WHAT THIS TASK INVOLVES:
Whenever "Building" appears in a line, please copy that line from the data.

##### LISTED ENTRIES

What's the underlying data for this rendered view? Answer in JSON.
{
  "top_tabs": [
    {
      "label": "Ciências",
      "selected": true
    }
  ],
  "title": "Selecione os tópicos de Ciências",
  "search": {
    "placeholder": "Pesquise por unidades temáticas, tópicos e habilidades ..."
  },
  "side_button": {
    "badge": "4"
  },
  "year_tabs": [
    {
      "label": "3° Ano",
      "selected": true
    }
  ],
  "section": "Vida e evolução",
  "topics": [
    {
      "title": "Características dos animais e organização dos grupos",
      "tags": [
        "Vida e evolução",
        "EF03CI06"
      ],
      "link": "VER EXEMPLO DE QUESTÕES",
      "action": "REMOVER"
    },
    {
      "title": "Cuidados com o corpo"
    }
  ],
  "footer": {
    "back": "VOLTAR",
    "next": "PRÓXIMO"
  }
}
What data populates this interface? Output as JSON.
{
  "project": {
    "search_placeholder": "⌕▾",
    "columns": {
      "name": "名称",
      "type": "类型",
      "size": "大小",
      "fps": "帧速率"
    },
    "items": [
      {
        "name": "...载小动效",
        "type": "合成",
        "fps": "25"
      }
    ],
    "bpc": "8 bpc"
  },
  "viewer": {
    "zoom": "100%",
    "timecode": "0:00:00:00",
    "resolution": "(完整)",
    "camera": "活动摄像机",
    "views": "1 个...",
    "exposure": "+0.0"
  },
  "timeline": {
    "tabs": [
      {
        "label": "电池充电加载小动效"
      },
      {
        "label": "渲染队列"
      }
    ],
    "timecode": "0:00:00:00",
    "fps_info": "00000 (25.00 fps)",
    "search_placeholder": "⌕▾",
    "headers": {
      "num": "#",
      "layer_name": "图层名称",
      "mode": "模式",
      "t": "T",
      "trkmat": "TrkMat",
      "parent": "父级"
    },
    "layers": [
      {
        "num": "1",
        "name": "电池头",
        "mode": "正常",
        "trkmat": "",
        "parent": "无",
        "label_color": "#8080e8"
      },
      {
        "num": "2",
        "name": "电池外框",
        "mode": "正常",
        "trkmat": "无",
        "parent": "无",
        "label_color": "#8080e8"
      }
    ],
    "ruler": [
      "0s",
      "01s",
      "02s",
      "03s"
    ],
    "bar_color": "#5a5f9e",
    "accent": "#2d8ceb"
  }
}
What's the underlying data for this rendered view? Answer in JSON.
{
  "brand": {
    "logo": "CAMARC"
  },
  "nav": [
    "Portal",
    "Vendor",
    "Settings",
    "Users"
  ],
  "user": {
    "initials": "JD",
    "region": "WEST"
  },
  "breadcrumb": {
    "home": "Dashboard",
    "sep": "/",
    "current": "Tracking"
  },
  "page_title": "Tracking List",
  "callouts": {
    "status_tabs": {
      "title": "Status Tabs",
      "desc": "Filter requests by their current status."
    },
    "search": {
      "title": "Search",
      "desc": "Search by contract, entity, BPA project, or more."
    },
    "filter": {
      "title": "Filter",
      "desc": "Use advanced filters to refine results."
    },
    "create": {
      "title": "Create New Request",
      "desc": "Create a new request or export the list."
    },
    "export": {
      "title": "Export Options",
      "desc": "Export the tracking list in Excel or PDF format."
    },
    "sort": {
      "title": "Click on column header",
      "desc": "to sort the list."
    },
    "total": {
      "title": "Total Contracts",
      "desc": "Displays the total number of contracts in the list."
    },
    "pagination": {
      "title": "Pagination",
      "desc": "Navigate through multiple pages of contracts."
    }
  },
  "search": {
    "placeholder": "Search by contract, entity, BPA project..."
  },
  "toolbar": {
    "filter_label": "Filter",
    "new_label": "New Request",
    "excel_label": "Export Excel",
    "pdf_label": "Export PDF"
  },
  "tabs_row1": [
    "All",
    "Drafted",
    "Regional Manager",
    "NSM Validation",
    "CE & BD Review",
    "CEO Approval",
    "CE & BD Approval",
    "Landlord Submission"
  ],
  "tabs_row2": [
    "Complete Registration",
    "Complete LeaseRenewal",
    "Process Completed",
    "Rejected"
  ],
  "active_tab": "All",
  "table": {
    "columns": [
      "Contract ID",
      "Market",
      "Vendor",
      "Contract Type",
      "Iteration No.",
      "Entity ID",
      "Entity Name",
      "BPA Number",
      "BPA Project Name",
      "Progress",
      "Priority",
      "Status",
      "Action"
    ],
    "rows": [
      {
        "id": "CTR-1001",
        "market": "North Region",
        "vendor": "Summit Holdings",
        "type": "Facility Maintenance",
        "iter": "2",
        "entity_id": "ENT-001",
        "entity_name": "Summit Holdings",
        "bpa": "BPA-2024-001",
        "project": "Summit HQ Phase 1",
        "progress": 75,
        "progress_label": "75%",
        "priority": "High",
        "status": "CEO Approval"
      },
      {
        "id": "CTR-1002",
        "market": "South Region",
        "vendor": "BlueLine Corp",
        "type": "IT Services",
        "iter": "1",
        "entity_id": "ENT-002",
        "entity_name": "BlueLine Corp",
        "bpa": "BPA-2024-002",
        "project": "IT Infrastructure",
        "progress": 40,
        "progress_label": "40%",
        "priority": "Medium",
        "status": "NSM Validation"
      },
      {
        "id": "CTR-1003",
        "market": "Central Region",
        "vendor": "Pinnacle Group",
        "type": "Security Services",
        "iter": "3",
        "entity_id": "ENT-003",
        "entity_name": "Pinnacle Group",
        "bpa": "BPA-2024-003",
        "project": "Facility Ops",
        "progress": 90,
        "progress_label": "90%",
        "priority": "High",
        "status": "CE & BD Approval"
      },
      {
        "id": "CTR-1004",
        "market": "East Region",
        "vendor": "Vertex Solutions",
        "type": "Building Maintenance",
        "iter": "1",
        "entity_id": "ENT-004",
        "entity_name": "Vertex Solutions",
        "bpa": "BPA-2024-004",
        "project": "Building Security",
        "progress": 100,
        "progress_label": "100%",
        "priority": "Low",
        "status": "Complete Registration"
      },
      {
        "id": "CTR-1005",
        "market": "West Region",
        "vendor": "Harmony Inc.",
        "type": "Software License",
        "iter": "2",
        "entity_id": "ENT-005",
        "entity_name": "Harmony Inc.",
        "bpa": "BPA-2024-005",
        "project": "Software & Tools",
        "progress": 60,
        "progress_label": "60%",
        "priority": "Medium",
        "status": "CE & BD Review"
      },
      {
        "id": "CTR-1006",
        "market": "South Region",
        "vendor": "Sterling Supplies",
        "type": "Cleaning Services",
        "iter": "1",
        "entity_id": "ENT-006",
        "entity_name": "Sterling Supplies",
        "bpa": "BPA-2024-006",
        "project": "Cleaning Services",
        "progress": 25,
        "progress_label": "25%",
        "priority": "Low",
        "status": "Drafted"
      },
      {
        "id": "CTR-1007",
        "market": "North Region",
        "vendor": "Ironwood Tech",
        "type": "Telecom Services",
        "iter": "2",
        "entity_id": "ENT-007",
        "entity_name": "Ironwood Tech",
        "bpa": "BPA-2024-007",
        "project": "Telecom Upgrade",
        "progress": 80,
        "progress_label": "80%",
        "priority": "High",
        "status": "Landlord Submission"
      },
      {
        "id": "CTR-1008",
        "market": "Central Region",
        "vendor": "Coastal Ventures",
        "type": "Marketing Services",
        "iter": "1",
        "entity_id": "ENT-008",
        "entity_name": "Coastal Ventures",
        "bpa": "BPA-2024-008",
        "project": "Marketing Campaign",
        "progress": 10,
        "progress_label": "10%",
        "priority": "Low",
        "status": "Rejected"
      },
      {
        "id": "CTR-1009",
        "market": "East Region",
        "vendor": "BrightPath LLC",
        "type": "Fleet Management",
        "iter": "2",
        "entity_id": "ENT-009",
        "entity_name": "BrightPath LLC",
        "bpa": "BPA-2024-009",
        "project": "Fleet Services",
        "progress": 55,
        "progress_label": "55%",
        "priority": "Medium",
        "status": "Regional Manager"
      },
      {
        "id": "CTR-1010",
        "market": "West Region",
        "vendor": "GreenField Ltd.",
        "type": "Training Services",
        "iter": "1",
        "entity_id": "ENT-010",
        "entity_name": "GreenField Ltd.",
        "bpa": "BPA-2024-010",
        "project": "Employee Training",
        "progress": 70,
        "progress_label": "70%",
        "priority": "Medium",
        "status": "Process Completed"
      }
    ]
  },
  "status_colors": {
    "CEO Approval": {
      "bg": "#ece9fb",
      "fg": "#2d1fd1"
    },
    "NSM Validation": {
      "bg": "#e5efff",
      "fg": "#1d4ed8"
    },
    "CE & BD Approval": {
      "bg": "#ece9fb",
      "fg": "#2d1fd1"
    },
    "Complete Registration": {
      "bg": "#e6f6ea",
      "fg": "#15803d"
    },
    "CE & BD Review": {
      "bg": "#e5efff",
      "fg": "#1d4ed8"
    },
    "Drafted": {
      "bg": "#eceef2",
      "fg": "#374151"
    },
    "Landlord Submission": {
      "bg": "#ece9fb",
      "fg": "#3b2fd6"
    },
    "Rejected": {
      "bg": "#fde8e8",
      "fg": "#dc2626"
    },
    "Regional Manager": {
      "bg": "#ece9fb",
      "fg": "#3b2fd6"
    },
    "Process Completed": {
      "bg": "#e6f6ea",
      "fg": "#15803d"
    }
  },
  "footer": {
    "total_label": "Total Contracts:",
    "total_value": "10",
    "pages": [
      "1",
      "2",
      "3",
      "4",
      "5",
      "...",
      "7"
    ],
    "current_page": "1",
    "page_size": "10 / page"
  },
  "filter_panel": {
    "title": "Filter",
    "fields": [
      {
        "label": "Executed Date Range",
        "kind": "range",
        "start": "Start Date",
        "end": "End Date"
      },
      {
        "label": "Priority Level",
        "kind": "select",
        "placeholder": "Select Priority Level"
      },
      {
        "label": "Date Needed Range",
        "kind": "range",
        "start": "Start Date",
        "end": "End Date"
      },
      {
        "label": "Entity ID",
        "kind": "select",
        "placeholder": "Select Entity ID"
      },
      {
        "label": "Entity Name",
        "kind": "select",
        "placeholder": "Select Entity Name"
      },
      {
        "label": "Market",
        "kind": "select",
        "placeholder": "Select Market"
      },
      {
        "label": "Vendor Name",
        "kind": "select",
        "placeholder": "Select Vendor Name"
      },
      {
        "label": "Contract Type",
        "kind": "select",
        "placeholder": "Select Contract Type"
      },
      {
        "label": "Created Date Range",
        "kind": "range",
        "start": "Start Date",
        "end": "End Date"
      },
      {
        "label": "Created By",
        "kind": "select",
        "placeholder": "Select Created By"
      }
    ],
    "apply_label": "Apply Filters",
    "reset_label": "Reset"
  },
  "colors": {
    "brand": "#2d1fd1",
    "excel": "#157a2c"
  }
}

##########

EXPECTED ANSWER:
        "type": "Building Maintenance",
        "project": "Building Security",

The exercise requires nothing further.